== TASK BRIEF ==
Produce a faithful copy of every record below, without the pictures.
** RECORDS SUPPLIED follows **
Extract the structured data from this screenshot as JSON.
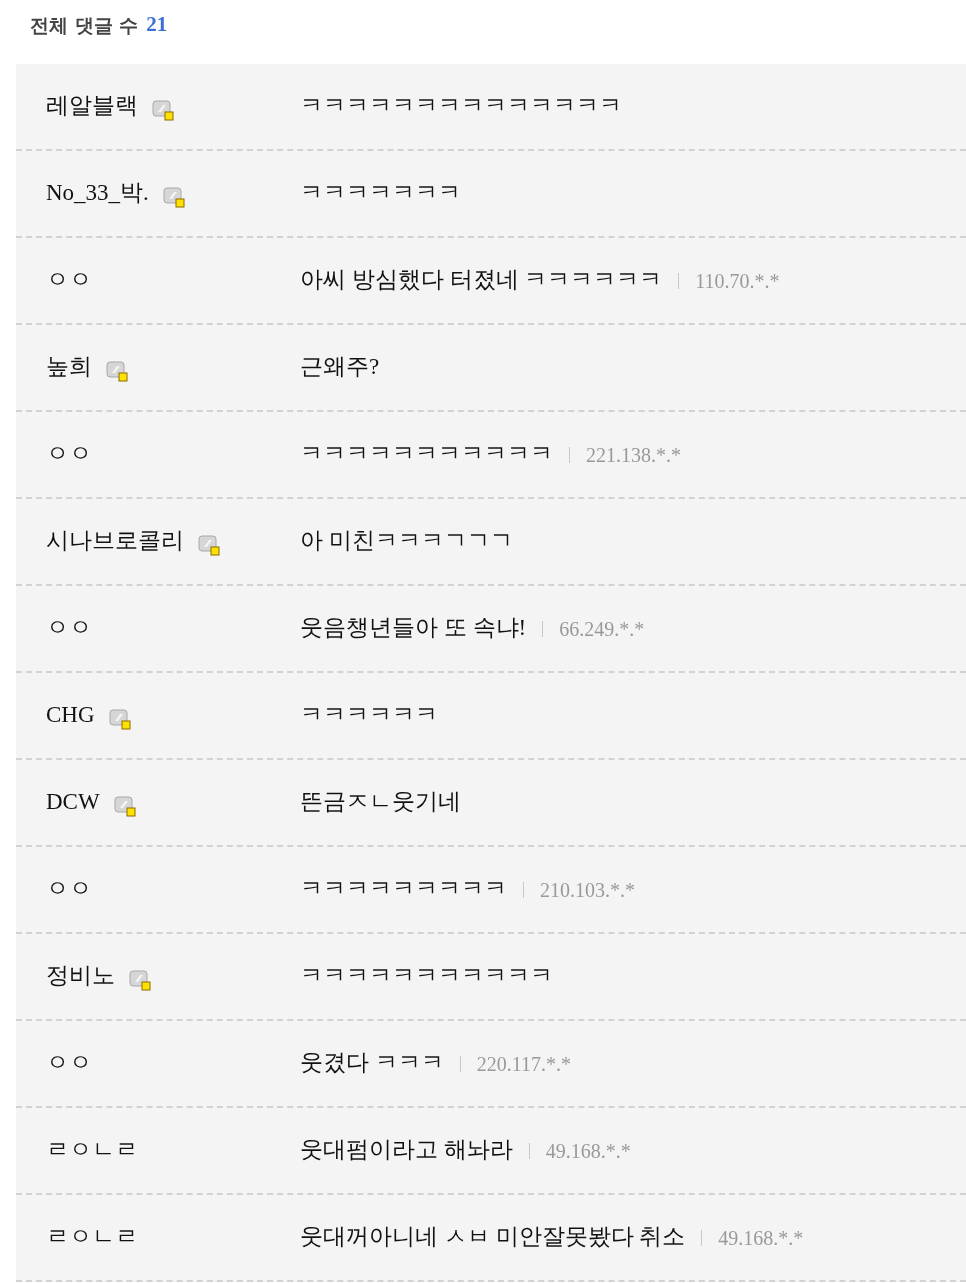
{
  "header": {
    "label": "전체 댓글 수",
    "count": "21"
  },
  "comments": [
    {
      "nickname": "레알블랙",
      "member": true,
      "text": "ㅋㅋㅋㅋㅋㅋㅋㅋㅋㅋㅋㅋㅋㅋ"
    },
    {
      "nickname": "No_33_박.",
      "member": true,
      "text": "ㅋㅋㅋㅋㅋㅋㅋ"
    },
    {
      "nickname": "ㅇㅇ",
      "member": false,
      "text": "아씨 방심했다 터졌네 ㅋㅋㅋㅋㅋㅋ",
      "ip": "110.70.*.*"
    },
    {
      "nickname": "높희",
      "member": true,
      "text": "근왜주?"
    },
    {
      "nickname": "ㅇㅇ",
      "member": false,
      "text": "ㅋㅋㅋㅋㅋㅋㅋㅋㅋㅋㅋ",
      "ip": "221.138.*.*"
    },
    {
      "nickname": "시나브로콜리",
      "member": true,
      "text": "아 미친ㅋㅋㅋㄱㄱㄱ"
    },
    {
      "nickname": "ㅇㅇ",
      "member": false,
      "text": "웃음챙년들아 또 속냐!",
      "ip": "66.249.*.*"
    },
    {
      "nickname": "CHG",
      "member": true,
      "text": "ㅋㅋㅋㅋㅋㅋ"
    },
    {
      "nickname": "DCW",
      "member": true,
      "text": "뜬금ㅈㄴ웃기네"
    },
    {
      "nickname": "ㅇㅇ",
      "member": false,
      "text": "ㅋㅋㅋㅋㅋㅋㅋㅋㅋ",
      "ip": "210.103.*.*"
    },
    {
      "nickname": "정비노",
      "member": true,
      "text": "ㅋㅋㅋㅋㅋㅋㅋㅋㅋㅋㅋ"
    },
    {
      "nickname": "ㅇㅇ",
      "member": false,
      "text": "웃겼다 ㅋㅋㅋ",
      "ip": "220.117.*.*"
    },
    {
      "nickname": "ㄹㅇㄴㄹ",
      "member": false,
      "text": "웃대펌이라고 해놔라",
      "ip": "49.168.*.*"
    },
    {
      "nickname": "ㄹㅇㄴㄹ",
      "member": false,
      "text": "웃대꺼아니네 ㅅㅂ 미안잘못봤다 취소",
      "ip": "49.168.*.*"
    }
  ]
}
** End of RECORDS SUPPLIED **
== EXERCISE ANSWER ==
Extract the structured data from this screenshot as JSON.
{
  "header": {
    "label": "전체 댓글 수",
    "count": "21"
  },
  "comments": [
    {
      "nickname": "레알블랙",
      "member": true,
      "text": "ㅋㅋㅋㅋㅋㅋㅋㅋㅋㅋㅋㅋㅋㅋ"
    },
    {
      "nickname": "No_33_박.",
      "member": true,
      "text": "ㅋㅋㅋㅋㅋㅋㅋ"
    },
    {
      "nickname": "ㅇㅇ",
      "member": false,
      "text": "아씨 방심했다 터졌네 ㅋㅋㅋㅋㅋㅋ",
      "ip": "110.70.*.*"
    },
    {
      "nickname": "높희",
      "member": true,
      "text": "근왜주?"
    },
    {
      "nickname": "ㅇㅇ",
      "member": false,
      "text": "ㅋㅋㅋㅋㅋㅋㅋㅋㅋㅋㅋ",
      "ip": "221.138.*.*"
    },
    {
      "nickname": "시나브로콜리",
      "member": true,
      "text": "아 미친ㅋㅋㅋㄱㄱㄱ"
    },
    {
      "nickname": "ㅇㅇ",
      "member": false,
      "text": "웃음챙년들아 또 속냐!",
      "ip": "66.249.*.*"
    },
    {
      "nickname": "CHG",
      "member": true,
      "text": "ㅋㅋㅋㅋㅋㅋ"
    },
    {
      "nickname": "DCW",
      "member": true,
      "text": "뜬금ㅈㄴ웃기네"
    },
    {
      "nickname": "ㅇㅇ",
      "member": false,
      "text": "ㅋㅋㅋㅋㅋㅋㅋㅋㅋ",
      "ip": "210.103.*.*"
    },
    {
      "nickname": "정비노",
      "member": true,
      "text": "ㅋㅋㅋㅋㅋㅋㅋㅋㅋㅋㅋ"
    },
    {
      "nickname": "ㅇㅇ",
      "member": false,
      "text": "웃겼다 ㅋㅋㅋ",
      "ip": "220.117.*.*"
    },
    {
      "nickname": "ㄹㅇㄴㄹ",
      "member": false,
      "text": "웃대펌이라고 해놔라",
      "ip": "49.168.*.*"
    },
    {
      "nickname": "ㄹㅇㄴㄹ",
      "member": false,
      "text": "웃대꺼아니네 ㅅㅂ 미안잘못봤다 취소",
      "ip": "49.168.*.*"
    }
  ]
}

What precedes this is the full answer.